**Exercise directions:** Please filter the data down to the lines that include the word "admin" and copy them.

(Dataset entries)
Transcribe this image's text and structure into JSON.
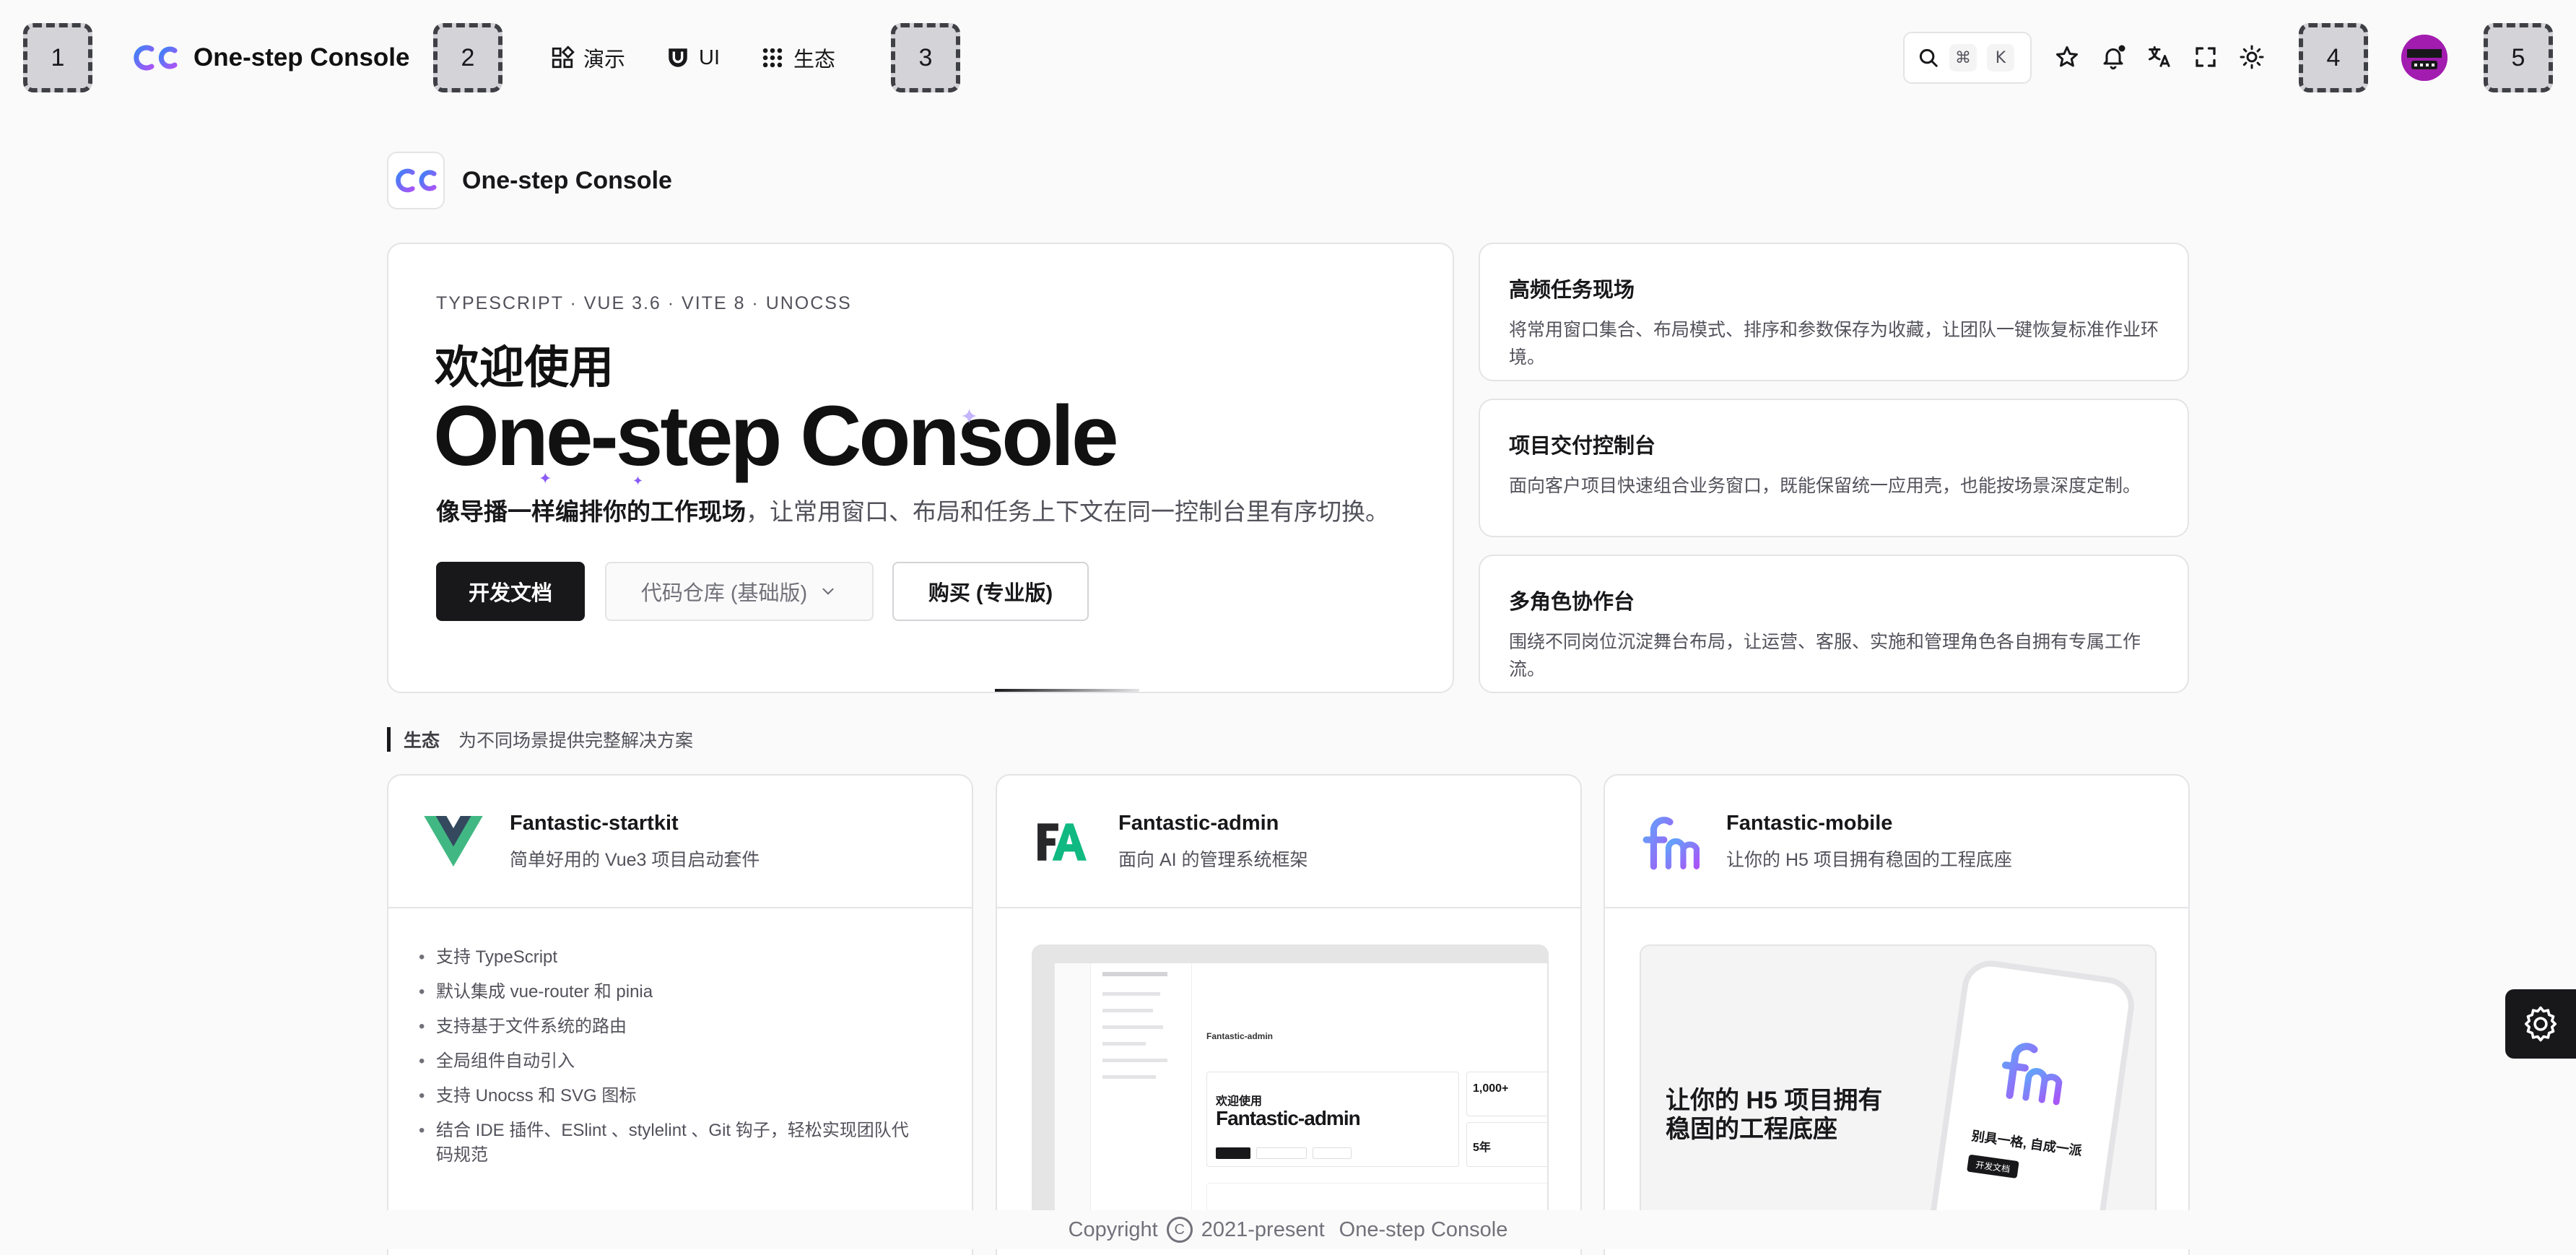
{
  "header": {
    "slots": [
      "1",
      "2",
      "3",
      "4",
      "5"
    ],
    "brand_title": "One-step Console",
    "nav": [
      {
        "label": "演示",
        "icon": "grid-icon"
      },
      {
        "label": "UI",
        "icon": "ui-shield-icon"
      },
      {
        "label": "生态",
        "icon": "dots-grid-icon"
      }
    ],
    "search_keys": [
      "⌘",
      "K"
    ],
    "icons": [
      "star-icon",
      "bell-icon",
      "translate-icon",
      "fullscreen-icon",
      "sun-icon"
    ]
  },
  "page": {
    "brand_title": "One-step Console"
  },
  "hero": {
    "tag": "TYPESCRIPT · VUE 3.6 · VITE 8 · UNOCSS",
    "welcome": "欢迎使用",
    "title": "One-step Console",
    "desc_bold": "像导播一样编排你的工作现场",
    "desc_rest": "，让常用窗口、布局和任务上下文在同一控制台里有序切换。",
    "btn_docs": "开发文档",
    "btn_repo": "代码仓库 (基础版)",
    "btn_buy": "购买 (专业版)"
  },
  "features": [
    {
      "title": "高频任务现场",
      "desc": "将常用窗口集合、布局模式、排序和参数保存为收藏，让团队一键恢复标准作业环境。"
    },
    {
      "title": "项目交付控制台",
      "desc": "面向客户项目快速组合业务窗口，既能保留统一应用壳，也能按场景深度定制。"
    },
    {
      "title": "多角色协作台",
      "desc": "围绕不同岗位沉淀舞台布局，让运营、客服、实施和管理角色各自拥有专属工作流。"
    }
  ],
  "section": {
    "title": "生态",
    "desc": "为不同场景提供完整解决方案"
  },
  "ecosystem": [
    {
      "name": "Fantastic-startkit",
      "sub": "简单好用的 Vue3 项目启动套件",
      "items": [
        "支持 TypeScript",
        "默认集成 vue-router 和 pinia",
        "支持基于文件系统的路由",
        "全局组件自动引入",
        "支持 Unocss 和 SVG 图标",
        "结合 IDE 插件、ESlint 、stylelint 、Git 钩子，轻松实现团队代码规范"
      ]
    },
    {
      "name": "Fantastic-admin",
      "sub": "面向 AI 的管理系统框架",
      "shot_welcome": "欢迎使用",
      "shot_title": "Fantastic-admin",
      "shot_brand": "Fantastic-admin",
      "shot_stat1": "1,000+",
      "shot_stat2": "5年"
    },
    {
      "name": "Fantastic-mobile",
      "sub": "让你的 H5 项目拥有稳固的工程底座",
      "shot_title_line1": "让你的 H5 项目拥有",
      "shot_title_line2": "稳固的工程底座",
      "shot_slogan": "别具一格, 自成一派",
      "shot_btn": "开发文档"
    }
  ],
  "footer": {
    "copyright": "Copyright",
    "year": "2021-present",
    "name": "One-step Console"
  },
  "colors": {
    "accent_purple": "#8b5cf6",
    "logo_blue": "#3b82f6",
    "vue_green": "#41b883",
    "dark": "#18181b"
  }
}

**Output for this exercise:**
      "name": "Fantastic-admin",
      "shot_title": "Fantastic-admin",
      "shot_brand": "Fantastic-admin",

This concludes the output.